Consider anti-ransomware programs: The paid version of Heimdal, Trendmicro anti-ransomware, and the free Bit Defender Anti-Ransomware all offer some protection. But as with most marketing, their bark is bigger than their bite.
Update Automatically: You should set your installation of Windows to automatically download and install updates (usually it is set for 3 AM, though you can change the time). To access these settings go to Control Panel and Windows Update. Should you have difficulties with this, you should call a qualified computer repair specialist, like Texarkana Computer Repair.
Say NO to Torrents: If you download music or movies from bittorent, utorrent, Vuze, the Pirate Bay, let’s set aside for a moment the legality of any file you might be downloading. Many, many of these infections come in this way. In fact, the bittorent client Transmission was recently hacked to give it the distinction of being the first introduction of these files on a widespread basis for the Macintosh.
And those most important program you can install on your computer? You guessed it. A backup program. Just make sure you’re not deleting and replacing your backup every night. Should you have questions or need help as to how to backup safely and securely, call a qualified computer repair technician.
What’s so great about Texarkana? It’s a hard thing to put into words. Many people would say Texarkana is great because it’s one city in two states. Others would quibble with that saying that because there are two Texarkana governments, it is two cities. I side with those who say that Texarkana is one city.
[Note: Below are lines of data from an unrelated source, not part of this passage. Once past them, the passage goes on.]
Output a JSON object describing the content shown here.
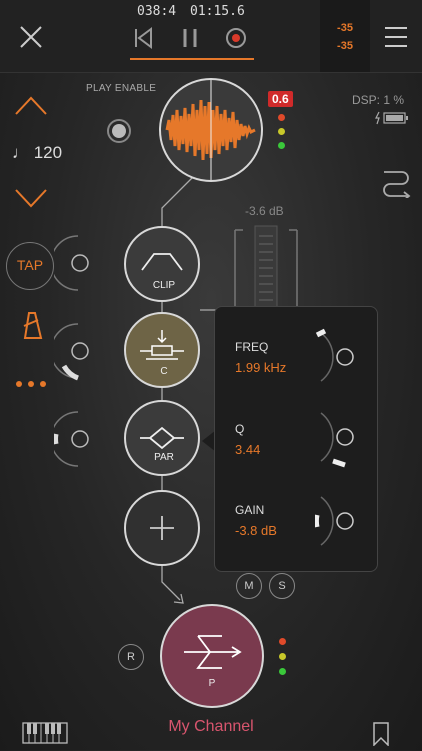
{
  "transport": {
    "position": "038:4",
    "time": "01:15.6"
  },
  "meter": {
    "left": "-35",
    "right": "-35"
  },
  "play_enable": "PLAY ENABLE",
  "clip_badge": "0.6",
  "dsp": "DSP: 1 %",
  "tempo": "♩ 120",
  "tap": "TAP",
  "fader_db": "-3.6 dB",
  "nodes": {
    "clip": "CLIP",
    "c": "C",
    "par": "PAR",
    "p": "P"
  },
  "params": [
    {
      "name": "FREQ",
      "value": "1.99 kHz"
    },
    {
      "name": "Q",
      "value": "3.44"
    },
    {
      "name": "GAIN",
      "value": "-3.8 dB"
    }
  ],
  "buttons": {
    "mute": "M",
    "solo": "S",
    "record": "R"
  },
  "channel_name": "My Channel",
  "colors": {
    "accent": "#e6782a",
    "channel": "#7a3a4e",
    "eq_node": "#6e6446",
    "led_red": "#e04a2a",
    "led_yellow": "#c8c82a",
    "led_green": "#3ac83a"
  }
}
But what makes it great? I have lived in a few places outside of Texarkana, all in Texas, except for Washington, D.C. I have lived in Atlanta, TX, Dallas, Austin and spent a month in San Antonio. Though I have often said that I wish Texarkana were a bigger city with more attractions, Texarkana has a number of the benefits of a larger town with the benefits of a smaller town. Texarkana has lots of shopping and all but the high-end chains. Compared to just 10 years ago, the number of restaurants and retail shops has skyrocketed. Yet, Texarkana traffic during “rush hour” will not kill you. In Texarkana, you do not have to plan your driving around the hour when everyone gets off work.
It must be the people of Texarkana. It isn’t that Texarkana people are the best in the country. It is that since Texarkana is more of a small town than a city, Texarkana offers people who are less vain than in some larger cities. One of the things I love about Texarkana is that it isn’t like Dallas in terms of its people. In Dallas, too many people have their nose in the air; in Texarkana, most people are down to earth. Don’t get me wrong, I actually loved Dallas but when it comes to the people Texarkana has a definite advantage.
Texarkana also is home to some wonderful schools. St. James Day School is the finest pre-kindergarten through middle school in Texarkana and, I would bet, the best for a large radius around Texarkana. St. James and Dee Miller, who started the school's computer program and head it for many years, kindled my passion for years. At St. James, we were learning computers starting with the TI-994A in 1982, a time when no other area schools, and not that many small businesses, even had computers. I attribute my love of computers that led to me to lifelong computer learning and opening Texarkana Computer Repair to Mrs. Miller and St. James.
Pleasant Grove High School was a wonderful place; Texarkana is lucky to have it. I graduated valedictorian there in 1993 and it was a fine institution of learning, and, I trust still the best High School in Texarkana. Texarkana is also home to the Morris Math & Engineering Elementary school. I have no doubt that the next crop of people doing computer repair in Texarkana will have started at St. James or Morris.